Exercise objective> Among the entries below, which lines include the string "Photo"? Show each one.

Source records:
————

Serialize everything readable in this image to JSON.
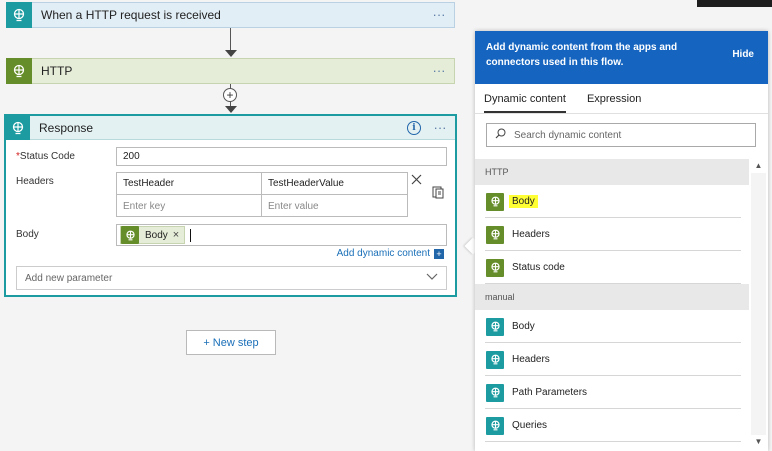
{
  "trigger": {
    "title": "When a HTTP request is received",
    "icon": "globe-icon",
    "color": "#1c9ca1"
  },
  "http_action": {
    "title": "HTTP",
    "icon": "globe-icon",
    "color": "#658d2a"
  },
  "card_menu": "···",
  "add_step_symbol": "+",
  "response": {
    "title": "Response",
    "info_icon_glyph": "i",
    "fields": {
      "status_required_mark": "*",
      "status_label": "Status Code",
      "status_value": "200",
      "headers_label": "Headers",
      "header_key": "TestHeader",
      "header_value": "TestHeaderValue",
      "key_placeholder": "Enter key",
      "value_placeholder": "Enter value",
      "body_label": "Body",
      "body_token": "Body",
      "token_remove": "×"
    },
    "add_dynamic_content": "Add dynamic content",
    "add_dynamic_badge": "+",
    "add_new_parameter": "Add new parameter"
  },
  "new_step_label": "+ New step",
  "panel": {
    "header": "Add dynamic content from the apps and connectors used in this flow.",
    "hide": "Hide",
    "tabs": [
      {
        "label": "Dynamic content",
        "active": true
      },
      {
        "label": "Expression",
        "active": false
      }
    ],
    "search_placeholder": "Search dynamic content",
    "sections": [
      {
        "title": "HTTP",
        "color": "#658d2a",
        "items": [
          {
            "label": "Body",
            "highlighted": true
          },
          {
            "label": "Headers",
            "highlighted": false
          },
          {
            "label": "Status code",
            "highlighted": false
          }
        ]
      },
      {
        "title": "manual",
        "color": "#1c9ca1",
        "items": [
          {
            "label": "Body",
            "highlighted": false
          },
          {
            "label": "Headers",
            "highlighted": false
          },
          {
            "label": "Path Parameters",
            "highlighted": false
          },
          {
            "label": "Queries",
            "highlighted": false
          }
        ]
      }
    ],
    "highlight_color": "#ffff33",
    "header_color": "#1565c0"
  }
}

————

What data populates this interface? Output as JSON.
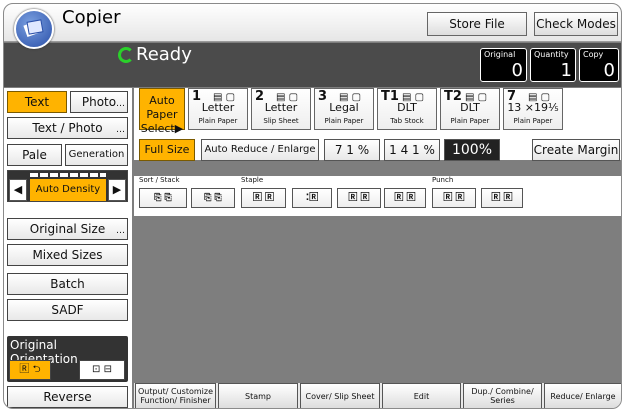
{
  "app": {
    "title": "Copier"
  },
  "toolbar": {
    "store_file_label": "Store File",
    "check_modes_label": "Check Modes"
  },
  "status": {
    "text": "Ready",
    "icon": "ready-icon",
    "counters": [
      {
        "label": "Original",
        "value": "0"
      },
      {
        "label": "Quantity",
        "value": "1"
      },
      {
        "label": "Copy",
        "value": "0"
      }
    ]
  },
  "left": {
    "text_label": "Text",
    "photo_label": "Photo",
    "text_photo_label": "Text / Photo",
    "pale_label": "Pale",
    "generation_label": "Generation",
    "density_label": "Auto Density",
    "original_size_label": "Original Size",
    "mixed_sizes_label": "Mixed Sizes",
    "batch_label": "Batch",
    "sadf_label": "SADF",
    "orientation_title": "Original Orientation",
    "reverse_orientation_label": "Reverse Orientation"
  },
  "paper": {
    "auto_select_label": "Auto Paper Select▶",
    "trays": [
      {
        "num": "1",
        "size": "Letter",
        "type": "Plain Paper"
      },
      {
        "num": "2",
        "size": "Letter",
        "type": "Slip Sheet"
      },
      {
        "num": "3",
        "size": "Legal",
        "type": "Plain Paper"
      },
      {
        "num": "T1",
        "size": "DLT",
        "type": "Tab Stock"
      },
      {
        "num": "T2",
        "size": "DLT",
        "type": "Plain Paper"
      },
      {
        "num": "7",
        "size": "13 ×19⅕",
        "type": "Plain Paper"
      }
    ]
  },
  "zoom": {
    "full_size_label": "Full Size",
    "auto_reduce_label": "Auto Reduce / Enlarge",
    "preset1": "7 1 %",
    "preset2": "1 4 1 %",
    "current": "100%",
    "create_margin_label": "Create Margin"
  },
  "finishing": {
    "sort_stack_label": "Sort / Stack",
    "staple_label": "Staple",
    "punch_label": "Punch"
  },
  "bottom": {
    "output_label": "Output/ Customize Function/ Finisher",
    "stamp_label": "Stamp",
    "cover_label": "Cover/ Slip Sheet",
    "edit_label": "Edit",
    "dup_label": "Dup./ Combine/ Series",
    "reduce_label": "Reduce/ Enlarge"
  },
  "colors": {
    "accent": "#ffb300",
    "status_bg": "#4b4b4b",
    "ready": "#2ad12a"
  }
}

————

Response>
    "photo_label": "Photo",
    "text_photo_label": "Text / Photo",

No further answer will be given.